WHAT TO WORK ON> Exact reproduction of the data is required, with images excluded.

==== RECORD EXCERPTS ====

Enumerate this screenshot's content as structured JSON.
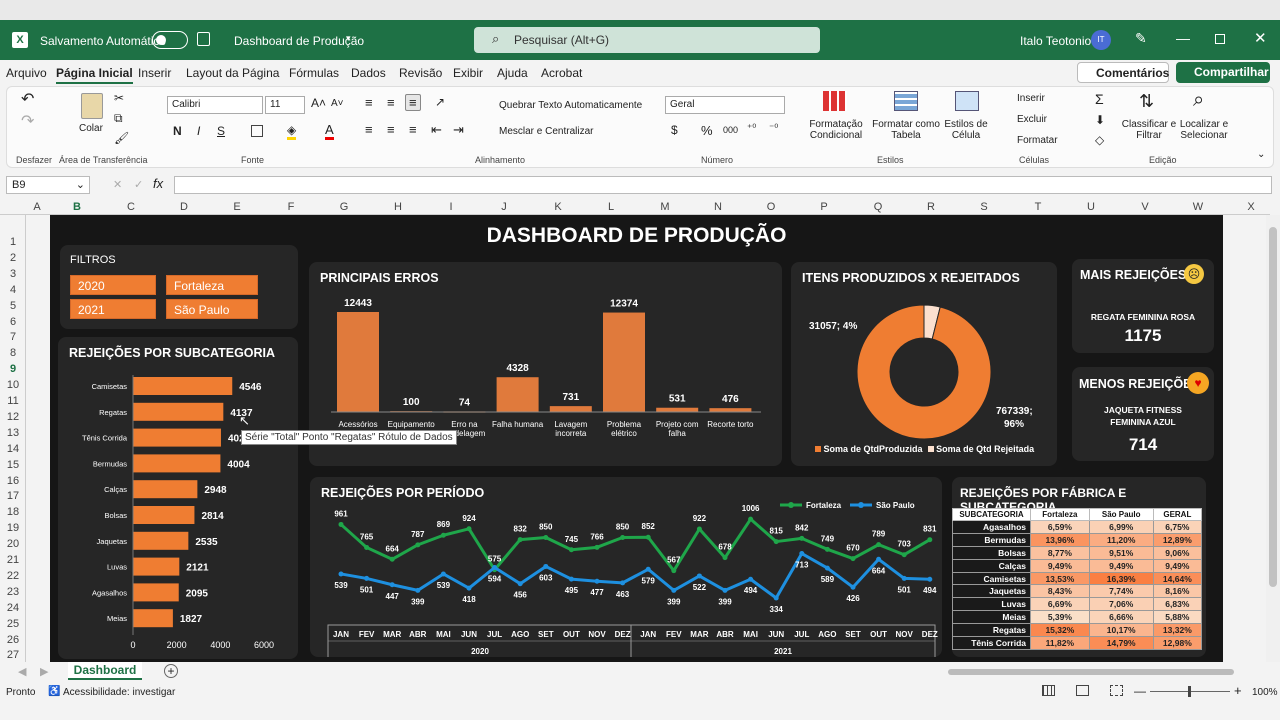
{
  "app": {
    "autosave": "Salvamento Automático",
    "doc": "Dashboard de Produção",
    "search": "Pesquisar (Alt+G)",
    "user": "Italo Teotonio",
    "initials": "IT"
  },
  "tabs": [
    "Arquivo",
    "Página Inicial",
    "Inserir",
    "Layout da Página",
    "Fórmulas",
    "Dados",
    "Revisão",
    "Exibir",
    "Ajuda",
    "Acrobat"
  ],
  "comments": "Comentários",
  "share": "Compartilhar",
  "ribbon": {
    "undo": "Desfazer",
    "clipboard": "Área de Transferência",
    "paste": "Colar",
    "font_name": "Calibri",
    "font_size": "11",
    "font_group": "Fonte",
    "wrap": "Quebrar Texto Automaticamente",
    "merge": "Mesclar e Centralizar",
    "align_group": "Alinhamento",
    "num_format": "Geral",
    "num_group": "Número",
    "cond": "Formatação Condicional",
    "table": "Formatar como Tabela",
    "styles": "Estilos de Célula",
    "styles_group": "Estilos",
    "insert": "Inserir",
    "delete": "Excluir",
    "format": "Formatar",
    "cells_group": "Células",
    "sort": "Classificar e Filtrar",
    "find": "Localizar e Selecionar",
    "edit_group": "Edição"
  },
  "namebox": "B9",
  "cols": [
    "A",
    "B",
    "C",
    "D",
    "E",
    "F",
    "G",
    "H",
    "I",
    "J",
    "K",
    "L",
    "M",
    "N",
    "O",
    "P",
    "Q",
    "R",
    "S",
    "T",
    "U",
    "V",
    "W",
    "X"
  ],
  "rows": [
    "1",
    "2",
    "3",
    "4",
    "5",
    "6",
    "7",
    "8",
    "9",
    "10",
    "11",
    "12",
    "13",
    "14",
    "15",
    "16",
    "17",
    "18",
    "19",
    "20",
    "21",
    "22",
    "23",
    "24",
    "25",
    "26",
    "27"
  ],
  "dash": {
    "title": "DASHBOARD DE PRODUÇÃO",
    "filters": "FILTROS",
    "f2020": "2020",
    "f2021": "2021",
    "fFor": "Fortaleza",
    "fSP": "São Paulo",
    "sub_title": "REJEIÇÕES POR SUBCATEGORIA",
    "err_title": "PRINCIPAIS ERROS",
    "donut_title": "ITENS PRODUZIDOS X REJEITADOS",
    "donut_l1": "31057; 4%",
    "donut_l2a": "767339;",
    "donut_l2b": "96%",
    "donut_leg1": "Soma de QtdProduzida",
    "donut_leg2": "Soma de Qtd Rejeitada",
    "most_title": "MAIS REJEIÇÕES",
    "most_item": "REGATA FEMININA ROSA",
    "most_val": "1175",
    "least_title": "MENOS REJEIÇÕES",
    "least_item1": "JAQUETA FITNESS",
    "least_item2": "FEMININA AZUL",
    "least_val": "714",
    "period_title": "REJEIÇÕES POR PERÍODO",
    "fab_title": "REJEIÇÕES POR FÁBRICA E SUBCATEGORIA",
    "tooltip": "Série \"Total\" Ponto \"Regatas\" Rótulo de Dados",
    "table": {
      "headers": [
        "SUBCATEGORIA",
        "Fortaleza",
        "São Paulo",
        "GERAL"
      ],
      "rows": [
        [
          "Agasalhos",
          "6,59%",
          "6,99%",
          "6,75%"
        ],
        [
          "Bermudas",
          "13,96%",
          "11,20%",
          "12,89%"
        ],
        [
          "Bolsas",
          "8,77%",
          "9,51%",
          "9,06%"
        ],
        [
          "Calças",
          "9,49%",
          "9,49%",
          "9,49%"
        ],
        [
          "Camisetas",
          "13,53%",
          "16,39%",
          "14,64%"
        ],
        [
          "Jaquetas",
          "8,43%",
          "7,74%",
          "8,16%"
        ],
        [
          "Luvas",
          "6,69%",
          "7,06%",
          "6,83%"
        ],
        [
          "Meias",
          "5,39%",
          "6,66%",
          "5,88%"
        ],
        [
          "Regatas",
          "15,32%",
          "10,17%",
          "13,32%"
        ],
        [
          "Tênis Corrida",
          "11,82%",
          "14,79%",
          "12,98%"
        ]
      ]
    }
  },
  "sheet_tab": "Dashboard",
  "status": {
    "ready": "Pronto",
    "acc": "Acessibilidade: investigar",
    "zoom": "100%"
  },
  "chart_data": [
    {
      "type": "bar",
      "title": "REJEIÇÕES POR SUBCATEGORIA",
      "categories": [
        "Camisetas",
        "Regatas",
        "Tênis Corrida",
        "Bermudas",
        "Calças",
        "Bolsas",
        "Jaquetas",
        "Luvas",
        "Agasalhos",
        "Meias"
      ],
      "values": [
        4546,
        4137,
        4029,
        4004,
        2948,
        2814,
        2535,
        2121,
        2095,
        1827
      ],
      "xlim": [
        0,
        6000
      ],
      "xticks": [
        "0",
        "2000",
        "4000",
        "6000"
      ],
      "color": "#ef7d32"
    },
    {
      "type": "bar",
      "title": "PRINCIPAIS ERROS",
      "categories": [
        "Acessórios",
        "Equipamento",
        "Erro na modelagem",
        "Falha humana",
        "Lavagem incorreta",
        "Problema elétrico",
        "Projeto com falha",
        "Recorte torto"
      ],
      "values": [
        12443,
        100,
        74,
        4328,
        731,
        12374,
        531,
        476
      ],
      "color": "#e07a3c"
    },
    {
      "type": "pie",
      "title": "ITENS PRODUZIDOS X REJEITADOS",
      "labels": [
        "Soma de QtdProduzida",
        "Soma de Qtd Rejeitada"
      ],
      "values": [
        767339,
        31057
      ],
      "colors": [
        "#ef7d32",
        "#fbe0cf"
      ]
    },
    {
      "type": "line",
      "title": "REJEIÇÕES POR PERÍODO",
      "x": [
        "JAN",
        "FEV",
        "MAR",
        "ABR",
        "MAI",
        "JUN",
        "JUL",
        "AGO",
        "SET",
        "OUT",
        "NOV",
        "DEZ",
        "JAN",
        "FEV",
        "MAR",
        "ABR",
        "MAI",
        "JUN",
        "JUL",
        "AGO",
        "SET",
        "OUT",
        "NOV",
        "DEZ"
      ],
      "years": [
        "2020",
        "2021"
      ],
      "series": [
        {
          "name": "Fortaleza",
          "color": "#1fa64a",
          "values": [
            961,
            765,
            664,
            787,
            869,
            924,
            575,
            832,
            850,
            745,
            766,
            850,
            852,
            567,
            922,
            678,
            1006,
            815,
            842,
            749,
            670,
            789,
            703,
            831
          ]
        },
        {
          "name": "São Paulo",
          "color": "#1e90e0",
          "values": [
            539,
            501,
            447,
            399,
            539,
            418,
            594,
            456,
            603,
            495,
            477,
            463,
            579,
            399,
            522,
            399,
            494,
            334,
            713,
            589,
            426,
            664,
            501,
            494
          ]
        }
      ]
    }
  ]
}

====

SOLUTION>
Enumerate this screenshot's content as structured JSON.
{
  "app": {
    "autosave": "Salvamento Automático",
    "doc": "Dashboard de Produção",
    "search": "Pesquisar (Alt+G)",
    "user": "Italo Teotonio",
    "initials": "IT"
  },
  "tabs": [
    "Arquivo",
    "Página Inicial",
    "Inserir",
    "Layout da Página",
    "Fórmulas",
    "Dados",
    "Revisão",
    "Exibir",
    "Ajuda",
    "Acrobat"
  ],
  "comments": "Comentários",
  "share": "Compartilhar",
  "ribbon": {
    "undo": "Desfazer",
    "clipboard": "Área de Transferência",
    "paste": "Colar",
    "font_name": "Calibri",
    "font_size": "11",
    "font_group": "Fonte",
    "wrap": "Quebrar Texto Automaticamente",
    "merge": "Mesclar e Centralizar",
    "align_group": "Alinhamento",
    "num_format": "Geral",
    "num_group": "Número",
    "cond": "Formatação Condicional",
    "table": "Formatar como Tabela",
    "styles": "Estilos de Célula",
    "styles_group": "Estilos",
    "insert": "Inserir",
    "delete": "Excluir",
    "format": "Formatar",
    "cells_group": "Células",
    "sort": "Classificar e Filtrar",
    "find": "Localizar e Selecionar",
    "edit_group": "Edição"
  },
  "namebox": "B9",
  "cols": [
    "A",
    "B",
    "C",
    "D",
    "E",
    "F",
    "G",
    "H",
    "I",
    "J",
    "K",
    "L",
    "M",
    "N",
    "O",
    "P",
    "Q",
    "R",
    "S",
    "T",
    "U",
    "V",
    "W",
    "X"
  ],
  "rows": [
    "1",
    "2",
    "3",
    "4",
    "5",
    "6",
    "7",
    "8",
    "9",
    "10",
    "11",
    "12",
    "13",
    "14",
    "15",
    "16",
    "17",
    "18",
    "19",
    "20",
    "21",
    "22",
    "23",
    "24",
    "25",
    "26",
    "27"
  ],
  "dash": {
    "title": "DASHBOARD DE PRODUÇÃO",
    "filters": "FILTROS",
    "f2020": "2020",
    "f2021": "2021",
    "fFor": "Fortaleza",
    "fSP": "São Paulo",
    "sub_title": "REJEIÇÕES POR SUBCATEGORIA",
    "err_title": "PRINCIPAIS ERROS",
    "donut_title": "ITENS PRODUZIDOS X REJEITADOS",
    "donut_l1": "31057; 4%",
    "donut_l2a": "767339;",
    "donut_l2b": "96%",
    "donut_leg1": "Soma de QtdProduzida",
    "donut_leg2": "Soma de Qtd Rejeitada",
    "most_title": "MAIS REJEIÇÕES",
    "most_item": "REGATA FEMININA ROSA",
    "most_val": "1175",
    "least_title": "MENOS REJEIÇÕES",
    "least_item1": "JAQUETA FITNESS",
    "least_item2": "FEMININA AZUL",
    "least_val": "714",
    "period_title": "REJEIÇÕES POR PERÍODO",
    "fab_title": "REJEIÇÕES POR FÁBRICA E SUBCATEGORIA",
    "tooltip": "Série \"Total\" Ponto \"Regatas\" Rótulo de Dados",
    "table": {
      "headers": [
        "SUBCATEGORIA",
        "Fortaleza",
        "São Paulo",
        "GERAL"
      ],
      "rows": [
        [
          "Agasalhos",
          "6,59%",
          "6,99%",
          "6,75%"
        ],
        [
          "Bermudas",
          "13,96%",
          "11,20%",
          "12,89%"
        ],
        [
          "Bolsas",
          "8,77%",
          "9,51%",
          "9,06%"
        ],
        [
          "Calças",
          "9,49%",
          "9,49%",
          "9,49%"
        ],
        [
          "Camisetas",
          "13,53%",
          "16,39%",
          "14,64%"
        ],
        [
          "Jaquetas",
          "8,43%",
          "7,74%",
          "8,16%"
        ],
        [
          "Luvas",
          "6,69%",
          "7,06%",
          "6,83%"
        ],
        [
          "Meias",
          "5,39%",
          "6,66%",
          "5,88%"
        ],
        [
          "Regatas",
          "15,32%",
          "10,17%",
          "13,32%"
        ],
        [
          "Tênis Corrida",
          "11,82%",
          "14,79%",
          "12,98%"
        ]
      ]
    }
  },
  "sheet_tab": "Dashboard",
  "status": {
    "ready": "Pronto",
    "acc": "Acessibilidade: investigar",
    "zoom": "100%"
  },
  "chart_data": [
    {
      "type": "bar",
      "title": "REJEIÇÕES POR SUBCATEGORIA",
      "categories": [
        "Camisetas",
        "Regatas",
        "Tênis Corrida",
        "Bermudas",
        "Calças",
        "Bolsas",
        "Jaquetas",
        "Luvas",
        "Agasalhos",
        "Meias"
      ],
      "values": [
        4546,
        4137,
        4029,
        4004,
        2948,
        2814,
        2535,
        2121,
        2095,
        1827
      ],
      "xlim": [
        0,
        6000
      ],
      "xticks": [
        "0",
        "2000",
        "4000",
        "6000"
      ],
      "color": "#ef7d32"
    },
    {
      "type": "bar",
      "title": "PRINCIPAIS ERROS",
      "categories": [
        "Acessórios",
        "Equipamento",
        "Erro na modelagem",
        "Falha humana",
        "Lavagem incorreta",
        "Problema elétrico",
        "Projeto com falha",
        "Recorte torto"
      ],
      "values": [
        12443,
        100,
        74,
        4328,
        731,
        12374,
        531,
        476
      ],
      "color": "#e07a3c"
    },
    {
      "type": "pie",
      "title": "ITENS PRODUZIDOS X REJEITADOS",
      "labels": [
        "Soma de QtdProduzida",
        "Soma de Qtd Rejeitada"
      ],
      "values": [
        767339,
        31057
      ],
      "colors": [
        "#ef7d32",
        "#fbe0cf"
      ]
    },
    {
      "type": "line",
      "title": "REJEIÇÕES POR PERÍODO",
      "x": [
        "JAN",
        "FEV",
        "MAR",
        "ABR",
        "MAI",
        "JUN",
        "JUL",
        "AGO",
        "SET",
        "OUT",
        "NOV",
        "DEZ",
        "JAN",
        "FEV",
        "MAR",
        "ABR",
        "MAI",
        "JUN",
        "JUL",
        "AGO",
        "SET",
        "OUT",
        "NOV",
        "DEZ"
      ],
      "years": [
        "2020",
        "2021"
      ],
      "series": [
        {
          "name": "Fortaleza",
          "color": "#1fa64a",
          "values": [
            961,
            765,
            664,
            787,
            869,
            924,
            575,
            832,
            850,
            745,
            766,
            850,
            852,
            567,
            922,
            678,
            1006,
            815,
            842,
            749,
            670,
            789,
            703,
            831
          ]
        },
        {
          "name": "São Paulo",
          "color": "#1e90e0",
          "values": [
            539,
            501,
            447,
            399,
            539,
            418,
            594,
            456,
            603,
            495,
            477,
            463,
            579,
            399,
            522,
            399,
            494,
            334,
            713,
            589,
            426,
            664,
            501,
            494
          ]
        }
      ]
    }
  ]
}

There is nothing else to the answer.